Give back every line of the material below that has the string "SPPT".

Top of Input for this task

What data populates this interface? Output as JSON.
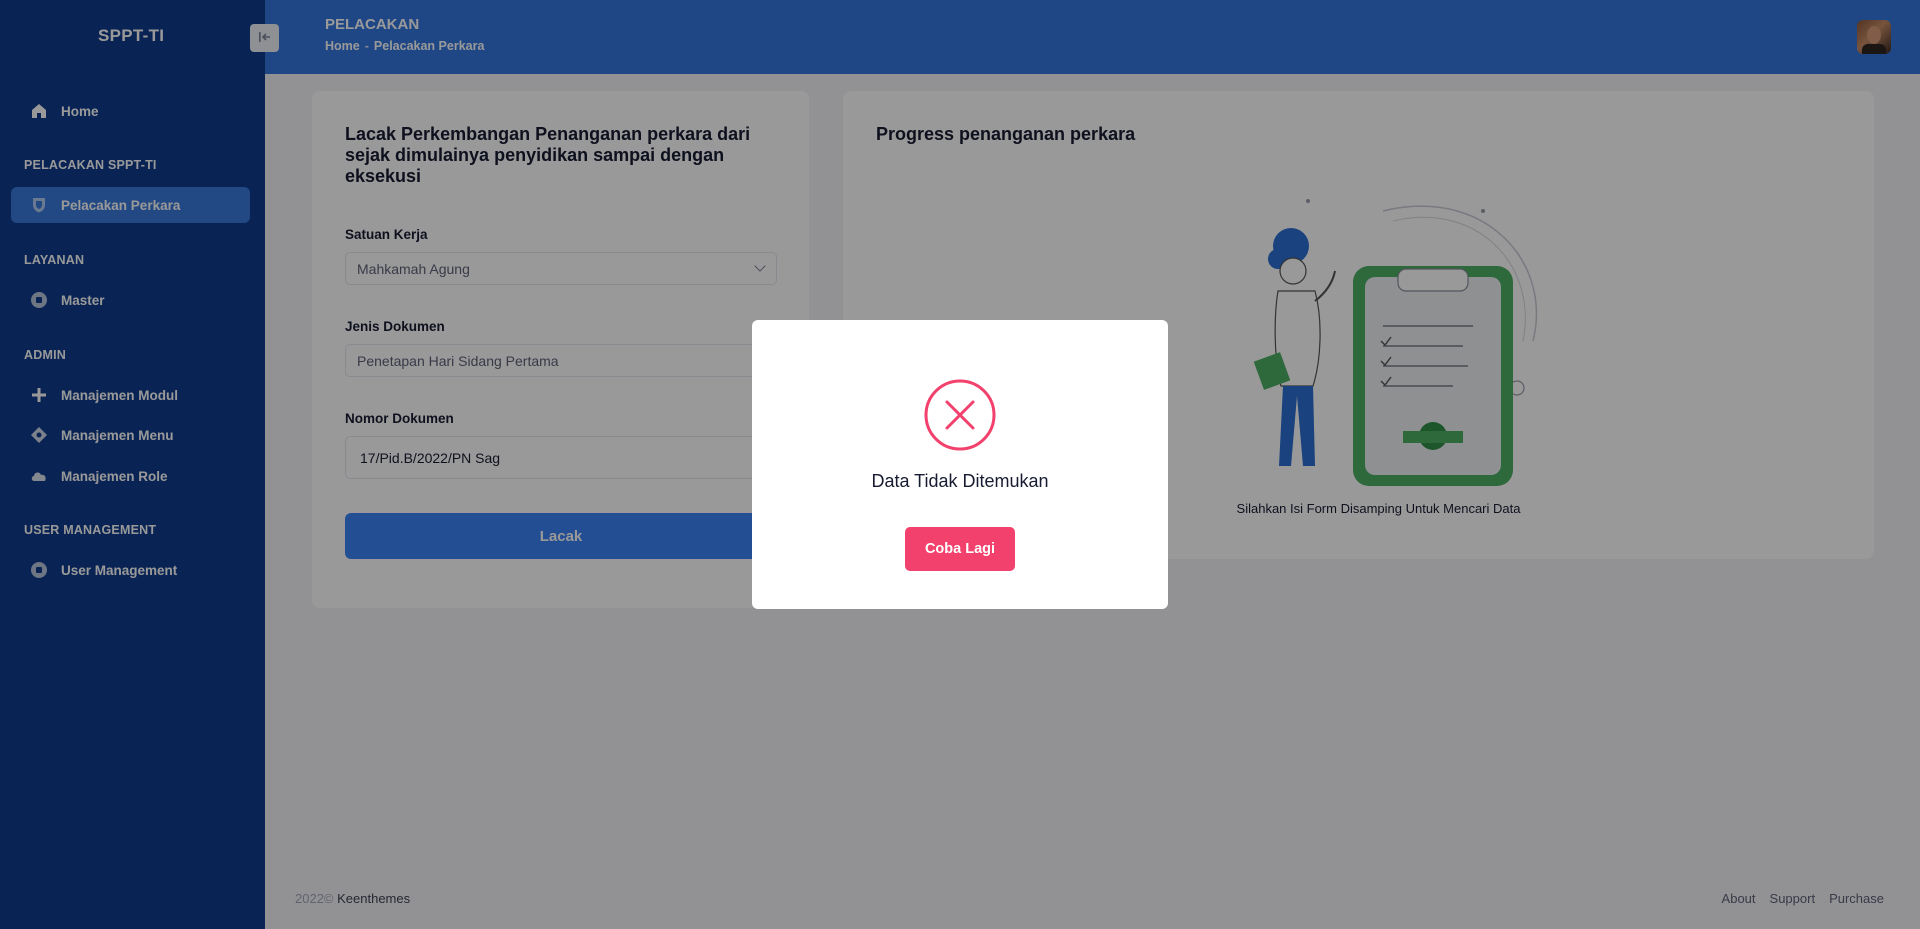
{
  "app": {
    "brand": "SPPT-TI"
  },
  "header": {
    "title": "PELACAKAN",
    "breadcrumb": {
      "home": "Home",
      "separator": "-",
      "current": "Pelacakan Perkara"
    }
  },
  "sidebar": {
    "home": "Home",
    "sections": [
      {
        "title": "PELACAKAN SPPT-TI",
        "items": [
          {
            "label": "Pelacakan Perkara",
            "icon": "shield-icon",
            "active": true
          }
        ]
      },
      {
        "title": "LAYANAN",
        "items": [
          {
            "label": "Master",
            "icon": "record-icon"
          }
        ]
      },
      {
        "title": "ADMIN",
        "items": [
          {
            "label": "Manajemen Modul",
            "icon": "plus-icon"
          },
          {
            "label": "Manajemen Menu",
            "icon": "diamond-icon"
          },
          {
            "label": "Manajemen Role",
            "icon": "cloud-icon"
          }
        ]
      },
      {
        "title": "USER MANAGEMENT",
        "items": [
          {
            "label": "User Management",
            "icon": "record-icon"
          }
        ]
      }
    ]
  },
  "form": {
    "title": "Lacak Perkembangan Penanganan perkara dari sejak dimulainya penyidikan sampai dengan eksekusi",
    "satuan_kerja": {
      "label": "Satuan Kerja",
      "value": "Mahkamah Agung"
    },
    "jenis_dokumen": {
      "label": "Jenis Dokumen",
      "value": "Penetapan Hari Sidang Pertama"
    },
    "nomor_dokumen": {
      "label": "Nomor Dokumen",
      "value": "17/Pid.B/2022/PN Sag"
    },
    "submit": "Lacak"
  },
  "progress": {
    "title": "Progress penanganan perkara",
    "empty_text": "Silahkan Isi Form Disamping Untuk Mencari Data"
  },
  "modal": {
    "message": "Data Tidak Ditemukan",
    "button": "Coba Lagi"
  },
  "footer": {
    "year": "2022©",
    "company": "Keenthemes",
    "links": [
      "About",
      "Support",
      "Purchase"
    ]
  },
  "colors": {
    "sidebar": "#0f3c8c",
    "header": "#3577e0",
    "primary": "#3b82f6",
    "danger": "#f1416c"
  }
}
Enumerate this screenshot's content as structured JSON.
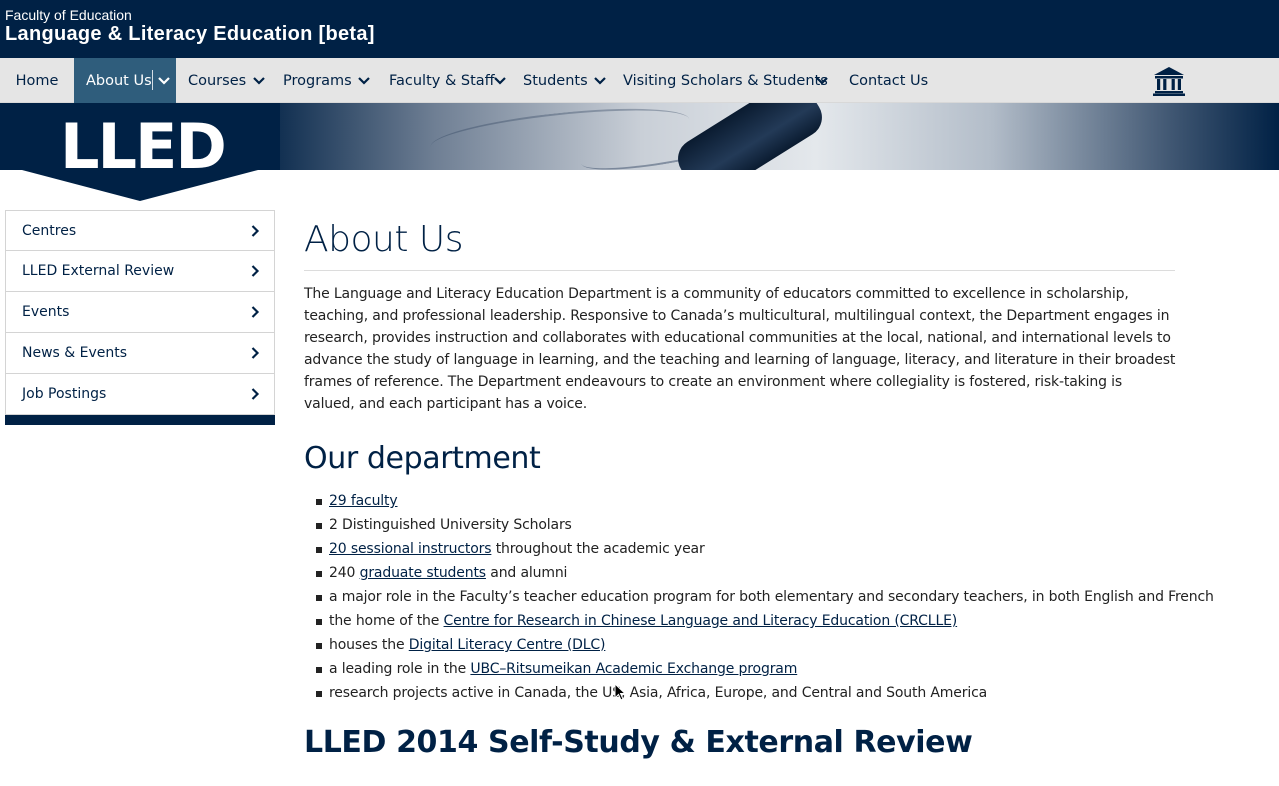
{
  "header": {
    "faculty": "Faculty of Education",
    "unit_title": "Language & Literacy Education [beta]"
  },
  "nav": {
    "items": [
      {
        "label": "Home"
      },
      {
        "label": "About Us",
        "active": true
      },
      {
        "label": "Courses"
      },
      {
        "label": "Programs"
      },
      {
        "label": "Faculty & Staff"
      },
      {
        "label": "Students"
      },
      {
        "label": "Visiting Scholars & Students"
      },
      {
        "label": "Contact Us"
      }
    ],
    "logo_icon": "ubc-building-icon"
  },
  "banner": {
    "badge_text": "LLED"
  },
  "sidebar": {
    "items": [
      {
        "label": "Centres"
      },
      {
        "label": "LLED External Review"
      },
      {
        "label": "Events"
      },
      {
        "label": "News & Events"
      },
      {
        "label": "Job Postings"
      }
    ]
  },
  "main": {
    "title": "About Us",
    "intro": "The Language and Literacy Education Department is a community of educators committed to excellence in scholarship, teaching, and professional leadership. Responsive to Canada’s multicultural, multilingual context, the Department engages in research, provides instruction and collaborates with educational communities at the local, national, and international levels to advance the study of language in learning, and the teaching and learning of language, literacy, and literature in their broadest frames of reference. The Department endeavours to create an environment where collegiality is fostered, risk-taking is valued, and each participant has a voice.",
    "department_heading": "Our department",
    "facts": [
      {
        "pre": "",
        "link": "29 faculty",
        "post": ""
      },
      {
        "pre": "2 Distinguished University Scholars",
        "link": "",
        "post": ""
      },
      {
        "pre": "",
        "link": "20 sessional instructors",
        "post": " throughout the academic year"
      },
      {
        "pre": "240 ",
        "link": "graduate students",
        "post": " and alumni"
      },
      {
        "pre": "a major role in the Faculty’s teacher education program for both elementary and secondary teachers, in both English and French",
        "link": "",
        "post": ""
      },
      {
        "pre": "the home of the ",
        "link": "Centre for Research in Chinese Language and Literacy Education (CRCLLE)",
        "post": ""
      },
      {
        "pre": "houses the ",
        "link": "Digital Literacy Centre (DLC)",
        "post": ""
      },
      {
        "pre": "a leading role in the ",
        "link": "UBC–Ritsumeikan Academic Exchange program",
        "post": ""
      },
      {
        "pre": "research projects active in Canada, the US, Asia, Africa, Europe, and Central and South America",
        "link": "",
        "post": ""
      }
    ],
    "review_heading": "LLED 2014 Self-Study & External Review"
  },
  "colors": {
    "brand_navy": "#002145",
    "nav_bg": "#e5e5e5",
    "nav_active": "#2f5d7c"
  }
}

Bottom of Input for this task

**Answer space**
    "brand": "SPPT-TI"
        "title": "PELACAKAN SPPT-TI",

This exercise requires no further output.